We had a night out and the next morning had a struggle to find accommodation. You see, AC/DC was in town and overtook Wellington! We wanted to stay for the concert but after looking at our bank accounts, we decided we had to leave. So, we got in our cars and drove North! We found some free campsite and pitched our tent before making our way even further North to Napier. Napier is known for having tons of farm work available most of the year and we went in hope to land a job, fast! We arrived and went to a working hostel called “Kiwi Keith’s.” A working hostel is a hostel where they find you work nearby and most of the people living there are there to work and save. In a nutshell, not too much partying on the weekdays and then a blowout on the weekend. I love a good balance of scales! We spoke to the Keith, the owner saying that we were here for work. He told us that his hostel was booked and that he likes to keep his jobs for those staying at his hostel. We left our name and number and thanked him and went on our way. Then, literally under an hour later, we received a call from Keith saying that he found us jobs thinning apples on a farm! He said that he would do his best to squeeze us into the hostel the next day (which he did). I actually pitched our tent in the back, bought a blow up mattress, and made my four person tent home for the next couple weeks! It is a fun hostel and to be honest, it’s nice to have a tent to myself opposed to sharing a room. So ya, that’s where I am today. Emma and I are on our third day of work and we’re slowly making friends at the hostel. We will celebrate Christmas next week and then onto Rhythm and Vines Music Festival over New Years Ever! It is a three day camping festival and I can’t wait to get loose and listen to some music!
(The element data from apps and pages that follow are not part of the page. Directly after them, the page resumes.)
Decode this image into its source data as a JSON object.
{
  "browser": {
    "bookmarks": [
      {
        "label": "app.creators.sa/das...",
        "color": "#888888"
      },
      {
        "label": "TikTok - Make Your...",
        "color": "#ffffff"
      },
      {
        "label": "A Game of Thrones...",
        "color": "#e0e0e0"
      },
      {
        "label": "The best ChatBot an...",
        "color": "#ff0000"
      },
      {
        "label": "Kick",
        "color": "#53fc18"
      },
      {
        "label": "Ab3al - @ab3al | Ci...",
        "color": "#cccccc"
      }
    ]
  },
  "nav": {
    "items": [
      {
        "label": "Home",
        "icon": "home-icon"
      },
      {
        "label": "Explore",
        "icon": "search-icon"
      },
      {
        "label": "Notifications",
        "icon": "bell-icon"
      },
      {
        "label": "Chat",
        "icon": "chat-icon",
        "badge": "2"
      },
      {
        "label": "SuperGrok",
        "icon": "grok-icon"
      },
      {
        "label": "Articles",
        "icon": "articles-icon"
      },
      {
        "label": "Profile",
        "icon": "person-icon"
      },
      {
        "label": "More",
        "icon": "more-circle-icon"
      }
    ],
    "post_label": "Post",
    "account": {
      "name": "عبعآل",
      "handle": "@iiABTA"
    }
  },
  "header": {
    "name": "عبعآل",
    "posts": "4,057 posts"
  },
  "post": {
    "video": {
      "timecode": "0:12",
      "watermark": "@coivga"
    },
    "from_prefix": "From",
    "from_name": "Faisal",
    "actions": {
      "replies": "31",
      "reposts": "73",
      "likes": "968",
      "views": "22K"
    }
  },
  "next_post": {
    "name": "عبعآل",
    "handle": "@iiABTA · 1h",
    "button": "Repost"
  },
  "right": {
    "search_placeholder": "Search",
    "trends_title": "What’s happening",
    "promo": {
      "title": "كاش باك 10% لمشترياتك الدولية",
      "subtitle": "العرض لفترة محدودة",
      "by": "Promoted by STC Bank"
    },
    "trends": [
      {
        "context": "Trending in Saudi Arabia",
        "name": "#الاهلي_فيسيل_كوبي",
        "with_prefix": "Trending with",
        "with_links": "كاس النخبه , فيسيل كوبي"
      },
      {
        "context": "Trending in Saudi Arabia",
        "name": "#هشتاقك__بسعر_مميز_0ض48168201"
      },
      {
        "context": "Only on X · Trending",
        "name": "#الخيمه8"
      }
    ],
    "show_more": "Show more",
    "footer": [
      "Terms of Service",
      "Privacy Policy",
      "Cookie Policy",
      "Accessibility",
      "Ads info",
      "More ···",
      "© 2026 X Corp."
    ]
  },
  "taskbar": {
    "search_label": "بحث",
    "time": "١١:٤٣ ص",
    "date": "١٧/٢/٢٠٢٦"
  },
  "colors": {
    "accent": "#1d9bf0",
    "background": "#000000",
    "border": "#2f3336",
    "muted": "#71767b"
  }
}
I am really liking Napier, it’s a quaint small town but has a Art Deco vibe going on. It’s right on the beach and will work for now. The main focus now is to work, save, and then go enjoy ourselves at the festival. I think we’re on track. I’m excited to see where the road takes me, who I will meet next, and what memories will be made. New Zealand hasn’t disappointed me yet, and I am sure it won’t start now!
Hope all is well! LOVE YOU ALL!!!